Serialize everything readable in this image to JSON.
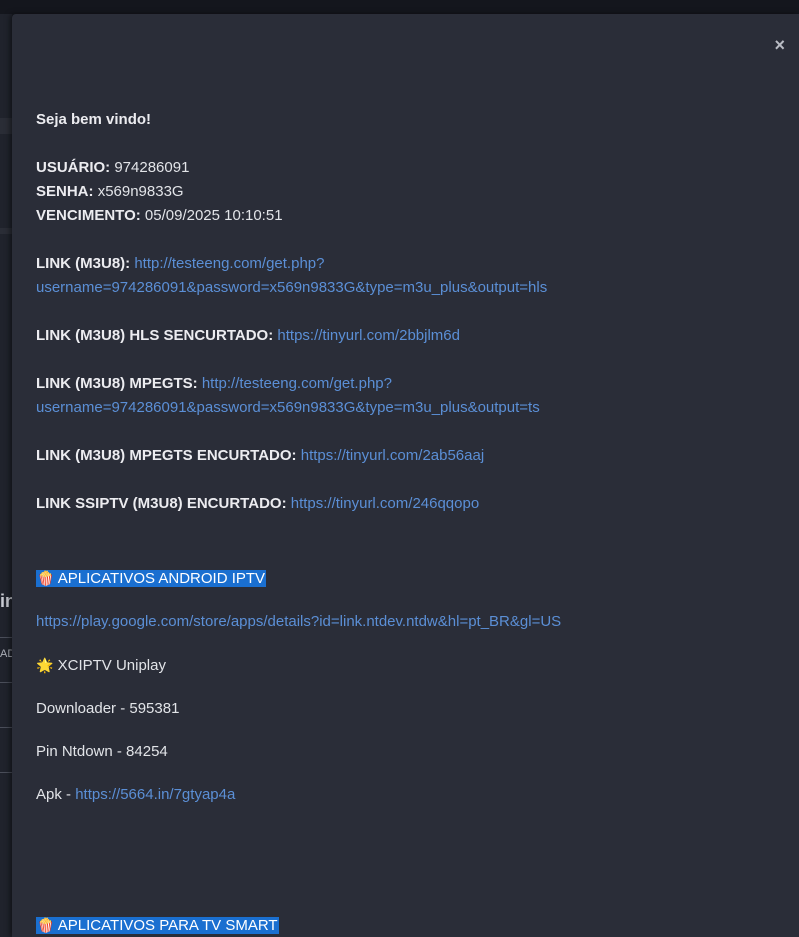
{
  "modal": {
    "close_label": "×",
    "greeting": "Seja bem vindo!",
    "user_label": "USUÁRIO:",
    "user_value": "974286091",
    "password_label": "SENHA:",
    "password_value": "x569n9833G",
    "expiry_label": "VENCIMENTO:",
    "expiry_value": "05/09/2025 10:10:51",
    "links": [
      {
        "label": "LINK (M3U8):",
        "url_line1": "http://testeeng.com/get.php?",
        "url_line2": "username=974286091&password=x569n9833G&type=m3u_plus&output=hls"
      },
      {
        "label": "LINK (M3U8) HLS SENCURTADO:",
        "url": "https://tinyurl.com/2bbjlm6d"
      },
      {
        "label": "LINK (M3U8) MPEGTS:",
        "url_line1": "http://testeeng.com/get.php?",
        "url_line2": "username=974286091&password=x569n9833G&type=m3u_plus&output=ts"
      },
      {
        "label": "LINK (M3U8) MPEGTS ENCURTADO:",
        "url": "https://tinyurl.com/2ab56aaj"
      },
      {
        "label": "LINK SSIPTV (M3U8) ENCURTADO:",
        "url": "https://tinyurl.com/246qqopo"
      }
    ],
    "android_section": {
      "icon": "🍿",
      "title": "APLICATIVOS ANDROID IPTV",
      "play_link": "https://play.google.com/store/apps/details?id=link.ntdev.ntdw&hl=pt_BR&gl=US",
      "xciptv_icon": "🌟",
      "xciptv": "XCIPTV Uniplay",
      "downloader": "Downloader - 595381",
      "pin": "Pin Ntdown - 84254",
      "apk_label": "Apk - ",
      "apk_link": "https://5664.in/7gtyap4a"
    },
    "smart_section": {
      "icon": "🍿",
      "title": "APLICATIVOS PARA TV SMART"
    }
  },
  "background": {
    "heading_fragment": "in",
    "column_fragment": "AD"
  }
}
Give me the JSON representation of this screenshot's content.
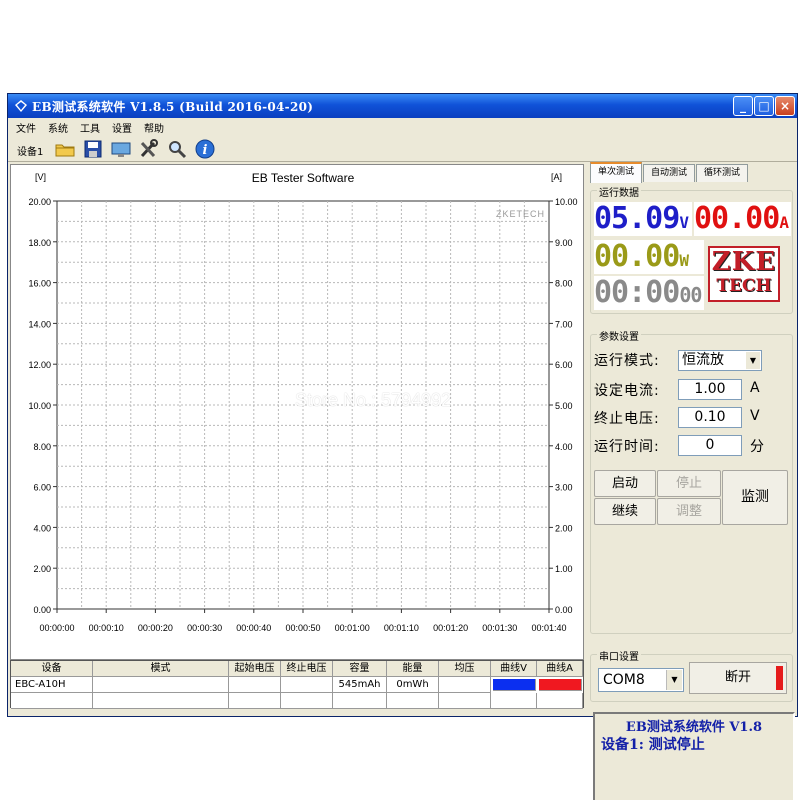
{
  "window": {
    "title": "EB测试系统软件 V1.8.5 (Build 2016-04-20)",
    "controls": [
      "_",
      "□",
      "×"
    ]
  },
  "menu": [
    "文件",
    "系统",
    "工具",
    "设置",
    "帮助"
  ],
  "toolbar": {
    "device_label": "设备1",
    "icons": [
      "folder-icon",
      "save-icon",
      "monitor-icon",
      "tools-icon",
      "search-icon",
      "info-icon"
    ]
  },
  "chart_data": {
    "type": "line",
    "title": "EB Tester Software",
    "y_left_label": "[V]",
    "y_right_label": "[A]",
    "watermark_text": "ZKETECH",
    "y_left_range": [
      0,
      20
    ],
    "y_right_range": [
      0,
      10
    ],
    "y_left_ticks": [
      "20.00",
      "18.00",
      "16.00",
      "14.00",
      "12.00",
      "10.00",
      "8.00",
      "6.00",
      "4.00",
      "2.00",
      "0.00"
    ],
    "y_right_ticks": [
      "10.00",
      "9.00",
      "8.00",
      "7.00",
      "6.00",
      "5.00",
      "4.00",
      "3.00",
      "2.00",
      "1.00",
      "0.00"
    ],
    "x_ticks": [
      "00:00:00",
      "00:00:10",
      "00:00:20",
      "00:00:30",
      "00:00:40",
      "00:00:50",
      "00:01:00",
      "00:01:10",
      "00:01:20",
      "00:01:30",
      "00:01:40"
    ],
    "series": [],
    "grid": true
  },
  "table": {
    "headers": [
      "设备",
      "模式",
      "起始电压",
      "终止电压",
      "容量",
      "能量",
      "均压",
      "曲线V",
      "曲线A"
    ],
    "rows": [
      [
        "EBC-A10H",
        "",
        "",
        "",
        "545mAh",
        "0mWh",
        "",
        "",
        ""
      ]
    ],
    "curve_colors": {
      "v": "#0b2ff0",
      "a": "#f01820"
    }
  },
  "tabs": [
    "单次测试",
    "自动测试",
    "循环测试"
  ],
  "run_data": {
    "group_title": "运行数据",
    "voltage": "05.09",
    "voltage_unit": "V",
    "current": "00.00",
    "current_unit": "A",
    "power": "00.00",
    "power_unit": "W",
    "time_main": "00:00",
    "time_sec": "00",
    "colors": {
      "voltage": "#1e1ec8",
      "current": "#e01010",
      "power": "#9a9a18",
      "time": "#8a8a8a"
    }
  },
  "logo": {
    "line1": "ZKE",
    "line2": "TECH"
  },
  "params": {
    "group_title": "参数设置",
    "mode_label": "运行模式:",
    "mode_value": "恒流放",
    "current_label": "设定电流:",
    "current_value": "1.00",
    "current_unit": "A",
    "voltage_label": "终止电压:",
    "voltage_value": "0.10",
    "voltage_unit": "V",
    "time_label": "运行时间:",
    "time_value": "0",
    "time_unit": "分"
  },
  "buttons": {
    "start": "启动",
    "stop": "停止",
    "continue": "继续",
    "adjust": "调整",
    "monitor": "监测"
  },
  "serial": {
    "group_title": "串口设置",
    "port": "COM8",
    "disconnect": "断开"
  },
  "status": {
    "line1": "EB测试系统软件 V1.8",
    "line2": "设备1: 测试停止"
  },
  "watermark": "Store No.: 5794992"
}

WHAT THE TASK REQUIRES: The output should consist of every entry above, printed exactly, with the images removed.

RESPONSE:
Serialize everything readable in this image to JSON.
{
  "modal": {
    "close_label": "×",
    "greeting": "Seja bem vindo!",
    "user_label": "USUÁRIO:",
    "user_value": "974286091",
    "password_label": "SENHA:",
    "password_value": "x569n9833G",
    "expiry_label": "VENCIMENTO:",
    "expiry_value": "05/09/2025 10:10:51",
    "links": [
      {
        "label": "LINK (M3U8):",
        "url_line1": "http://testeeng.com/get.php?",
        "url_line2": "username=974286091&password=x569n9833G&type=m3u_plus&output=hls"
      },
      {
        "label": "LINK (M3U8) HLS SENCURTADO:",
        "url": "https://tinyurl.com/2bbjlm6d"
      },
      {
        "label": "LINK (M3U8) MPEGTS:",
        "url_line1": "http://testeeng.com/get.php?",
        "url_line2": "username=974286091&password=x569n9833G&type=m3u_plus&output=ts"
      },
      {
        "label": "LINK (M3U8) MPEGTS ENCURTADO:",
        "url": "https://tinyurl.com/2ab56aaj"
      },
      {
        "label": "LINK SSIPTV (M3U8) ENCURTADO:",
        "url": "https://tinyurl.com/246qqopo"
      }
    ],
    "android_section": {
      "icon": "🍿",
      "title": "APLICATIVOS ANDROID IPTV",
      "play_link": "https://play.google.com/store/apps/details?id=link.ntdev.ntdw&hl=pt_BR&gl=US",
      "xciptv_icon": "🌟",
      "xciptv": "XCIPTV Uniplay",
      "downloader": "Downloader - 595381",
      "pin": "Pin Ntdown - 84254",
      "apk_label": "Apk - ",
      "apk_link": "https://5664.in/7gtyap4a"
    },
    "smart_section": {
      "icon": "🍿",
      "title": "APLICATIVOS PARA TV SMART"
    }
  },
  "background": {
    "heading_fragment": "in",
    "column_fragment": "AD"
  }
}
Give me the JSON representation of this screenshot's content.
{
  "window": {
    "title": "EB测试系统软件 V1.8.5 (Build 2016-04-20)",
    "controls": [
      "_",
      "□",
      "×"
    ]
  },
  "menu": [
    "文件",
    "系统",
    "工具",
    "设置",
    "帮助"
  ],
  "toolbar": {
    "device_label": "设备1",
    "icons": [
      "folder-icon",
      "save-icon",
      "monitor-icon",
      "tools-icon",
      "search-icon",
      "info-icon"
    ]
  },
  "chart_data": {
    "type": "line",
    "title": "EB Tester Software",
    "y_left_label": "[V]",
    "y_right_label": "[A]",
    "watermark_text": "ZKETECH",
    "y_left_range": [
      0,
      20
    ],
    "y_right_range": [
      0,
      10
    ],
    "y_left_ticks": [
      "20.00",
      "18.00",
      "16.00",
      "14.00",
      "12.00",
      "10.00",
      "8.00",
      "6.00",
      "4.00",
      "2.00",
      "0.00"
    ],
    "y_right_ticks": [
      "10.00",
      "9.00",
      "8.00",
      "7.00",
      "6.00",
      "5.00",
      "4.00",
      "3.00",
      "2.00",
      "1.00",
      "0.00"
    ],
    "x_ticks": [
      "00:00:00",
      "00:00:10",
      "00:00:20",
      "00:00:30",
      "00:00:40",
      "00:00:50",
      "00:01:00",
      "00:01:10",
      "00:01:20",
      "00:01:30",
      "00:01:40"
    ],
    "series": [],
    "grid": true
  },
  "table": {
    "headers": [
      "设备",
      "模式",
      "起始电压",
      "终止电压",
      "容量",
      "能量",
      "均压",
      "曲线V",
      "曲线A"
    ],
    "rows": [
      [
        "EBC-A10H",
        "",
        "",
        "",
        "545mAh",
        "0mWh",
        "",
        "",
        ""
      ]
    ],
    "curve_colors": {
      "v": "#0b2ff0",
      "a": "#f01820"
    }
  },
  "tabs": [
    "单次测试",
    "自动测试",
    "循环测试"
  ],
  "run_data": {
    "group_title": "运行数据",
    "voltage": "05.09",
    "voltage_unit": "V",
    "current": "00.00",
    "current_unit": "A",
    "power": "00.00",
    "power_unit": "W",
    "time_main": "00:00",
    "time_sec": "00",
    "colors": {
      "voltage": "#1e1ec8",
      "current": "#e01010",
      "power": "#9a9a18",
      "time": "#8a8a8a"
    }
  },
  "logo": {
    "line1": "ZKE",
    "line2": "TECH"
  },
  "params": {
    "group_title": "参数设置",
    "mode_label": "运行模式:",
    "mode_value": "恒流放",
    "current_label": "设定电流:",
    "current_value": "1.00",
    "current_unit": "A",
    "voltage_label": "终止电压:",
    "voltage_value": "0.10",
    "voltage_unit": "V",
    "time_label": "运行时间:",
    "time_value": "0",
    "time_unit": "分"
  },
  "buttons": {
    "start": "启动",
    "stop": "停止",
    "continue": "继续",
    "adjust": "调整",
    "monitor": "监测"
  },
  "serial": {
    "group_title": "串口设置",
    "port": "COM8",
    "disconnect": "断开"
  },
  "status": {
    "line1": "EB测试系统软件 V1.8",
    "line2": "设备1: 测试停止"
  },
  "watermark": "Store No.: 5794992"
}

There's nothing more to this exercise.